Students are moving in to their residence halls at local colleges. In the era of coronavirus, that means learning to follow a host of new protocols.
Masks, social distancing, handwashing, hybrid classes. As college students move in to their dorms in the midst of the coronavirus pandemic, they must learn to follow a host of new protocols that university leaders hope will be enough to prevent closures and mass quarantines due to COVID-19.
Rolling a metal cart as he wrapped up his move-in day this week, University of South Florida freshman Matt Williams said he was glad to see some of the safety measures in effect.
“I like how they are making some classes online. I think that is useful,” Williams said.
“Some classes need to be in-person, like my chemistry lab, so I’m fine with that. And they are operating at like 50 percent capacity. I think they are handling it the best way they can,” he said.
At USF St. Petersburg, dean of students Jacob Diaz said about 400 students moved in this week on a staggered schedule to maintain social distancing.
“Students have been very compliant. They come to campus, they are wearing their masks inside our spaces and they are being thoughtful about distance between the next person,” Diaz said.
Every new resident had to come in with a negative test result for COVID-19. Testing is available on-site at the USF campuses in Sarasota, Tampa and St. Petersburg.

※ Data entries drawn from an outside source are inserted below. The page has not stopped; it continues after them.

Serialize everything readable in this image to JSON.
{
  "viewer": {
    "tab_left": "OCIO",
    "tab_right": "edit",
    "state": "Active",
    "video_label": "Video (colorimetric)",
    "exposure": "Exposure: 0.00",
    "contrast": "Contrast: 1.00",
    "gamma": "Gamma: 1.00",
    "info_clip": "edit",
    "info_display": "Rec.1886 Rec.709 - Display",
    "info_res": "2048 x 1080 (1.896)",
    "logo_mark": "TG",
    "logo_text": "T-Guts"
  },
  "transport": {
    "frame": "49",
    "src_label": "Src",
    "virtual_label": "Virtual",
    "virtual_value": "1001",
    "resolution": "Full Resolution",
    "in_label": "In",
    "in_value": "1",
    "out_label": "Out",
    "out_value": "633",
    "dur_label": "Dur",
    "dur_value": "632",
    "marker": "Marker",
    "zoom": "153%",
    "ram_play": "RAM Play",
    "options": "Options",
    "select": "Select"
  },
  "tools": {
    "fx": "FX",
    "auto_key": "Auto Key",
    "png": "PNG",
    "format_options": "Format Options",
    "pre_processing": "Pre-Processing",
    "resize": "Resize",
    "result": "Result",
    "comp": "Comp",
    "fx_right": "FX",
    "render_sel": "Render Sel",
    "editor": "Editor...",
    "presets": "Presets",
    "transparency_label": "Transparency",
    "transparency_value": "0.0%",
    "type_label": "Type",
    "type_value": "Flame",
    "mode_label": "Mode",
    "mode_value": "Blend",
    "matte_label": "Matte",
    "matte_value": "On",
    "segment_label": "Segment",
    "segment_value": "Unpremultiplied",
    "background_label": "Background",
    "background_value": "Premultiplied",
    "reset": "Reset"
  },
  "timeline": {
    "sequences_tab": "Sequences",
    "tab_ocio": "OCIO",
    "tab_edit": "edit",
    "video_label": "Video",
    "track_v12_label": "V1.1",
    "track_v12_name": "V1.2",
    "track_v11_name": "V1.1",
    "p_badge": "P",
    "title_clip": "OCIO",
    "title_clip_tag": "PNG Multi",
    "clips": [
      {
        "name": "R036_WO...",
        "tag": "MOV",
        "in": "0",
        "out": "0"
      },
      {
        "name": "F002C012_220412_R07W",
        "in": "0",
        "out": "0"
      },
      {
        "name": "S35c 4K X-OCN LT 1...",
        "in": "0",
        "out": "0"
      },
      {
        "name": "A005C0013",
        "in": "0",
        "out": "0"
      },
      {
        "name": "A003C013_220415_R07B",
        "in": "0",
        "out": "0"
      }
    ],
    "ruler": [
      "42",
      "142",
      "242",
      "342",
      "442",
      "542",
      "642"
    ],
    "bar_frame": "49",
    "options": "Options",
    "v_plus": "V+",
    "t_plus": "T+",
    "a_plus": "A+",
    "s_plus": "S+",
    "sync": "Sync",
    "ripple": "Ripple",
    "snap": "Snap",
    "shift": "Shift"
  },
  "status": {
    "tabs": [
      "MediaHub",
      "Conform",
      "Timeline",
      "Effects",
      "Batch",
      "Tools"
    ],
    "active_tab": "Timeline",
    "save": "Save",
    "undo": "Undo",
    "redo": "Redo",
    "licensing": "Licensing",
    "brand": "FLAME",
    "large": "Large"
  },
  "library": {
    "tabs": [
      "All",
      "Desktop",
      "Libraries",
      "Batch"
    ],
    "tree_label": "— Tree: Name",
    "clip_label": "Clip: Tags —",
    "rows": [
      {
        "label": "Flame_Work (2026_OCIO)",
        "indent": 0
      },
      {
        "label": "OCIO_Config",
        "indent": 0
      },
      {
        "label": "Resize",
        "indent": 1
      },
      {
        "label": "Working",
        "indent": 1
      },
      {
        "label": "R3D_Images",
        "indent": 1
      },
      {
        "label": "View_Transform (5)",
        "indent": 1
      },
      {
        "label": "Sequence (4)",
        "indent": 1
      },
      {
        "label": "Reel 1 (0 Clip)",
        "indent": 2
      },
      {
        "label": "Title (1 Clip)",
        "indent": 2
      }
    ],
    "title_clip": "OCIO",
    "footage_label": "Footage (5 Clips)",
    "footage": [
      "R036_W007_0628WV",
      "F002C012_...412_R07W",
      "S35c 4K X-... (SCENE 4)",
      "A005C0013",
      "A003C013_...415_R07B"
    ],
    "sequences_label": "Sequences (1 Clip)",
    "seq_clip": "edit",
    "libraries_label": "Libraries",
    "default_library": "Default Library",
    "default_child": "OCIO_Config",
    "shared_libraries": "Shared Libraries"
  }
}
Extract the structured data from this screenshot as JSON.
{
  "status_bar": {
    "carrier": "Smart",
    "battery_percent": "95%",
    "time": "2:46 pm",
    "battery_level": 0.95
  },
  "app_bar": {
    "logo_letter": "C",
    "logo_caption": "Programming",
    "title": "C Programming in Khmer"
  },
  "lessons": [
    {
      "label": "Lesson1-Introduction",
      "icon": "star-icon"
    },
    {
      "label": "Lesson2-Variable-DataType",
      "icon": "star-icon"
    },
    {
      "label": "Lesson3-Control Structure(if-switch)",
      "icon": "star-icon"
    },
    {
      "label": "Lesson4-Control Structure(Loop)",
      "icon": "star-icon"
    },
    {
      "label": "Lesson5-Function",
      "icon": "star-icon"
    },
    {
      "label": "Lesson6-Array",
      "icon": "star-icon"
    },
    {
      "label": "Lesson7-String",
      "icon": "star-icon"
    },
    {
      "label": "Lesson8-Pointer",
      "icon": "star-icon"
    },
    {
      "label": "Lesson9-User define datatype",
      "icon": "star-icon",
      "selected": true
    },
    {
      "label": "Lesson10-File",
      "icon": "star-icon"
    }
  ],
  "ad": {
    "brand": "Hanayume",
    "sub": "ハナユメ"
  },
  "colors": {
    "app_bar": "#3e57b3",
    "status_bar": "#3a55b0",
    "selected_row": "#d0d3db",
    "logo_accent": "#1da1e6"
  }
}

However, turnaround time in the area tends to take 48-72 hours on average, and depends on the lab performing the tests.
The university has set aside dorm rooms for students who may need to isolate if they get sick. New signs are posted, advising students to wash hands and wear masks.
USF freshman Fernanda Kolanian said her parents gave her lots of health advice when they dropped her off.
“They have definitely talked to me about washing my hands and sanitizing all the time and keeping my distance,” she said.
“They are more scared than I am. I’m more excited about everything and I want to get to know people.”
Diaz said that seeing other universities, like Notre Dame and UNC Chapel Hill, halt in-person classes due to a surge in coronavirus cases was worrying.
“When I hear of other campuses wrestling with challenges, it always seems to be connected to larger student gatherings happening,” Diaz said.
“The lesson learned for me has been, I don’t think we can communicate enough daily about the importance of staying apart,” he added.
"We are also telling -- encouraging -- them, don’t gather together in groups that you normally would have in the past, right? And we know that that’s hard.”
USF classes begin Monday. About 60 percent of classes are virtual, about 20 percent in person, and the rest hybrid.
“We have our protocol in place. And I think we're just all hoping that folks stay safe,” Diaz said.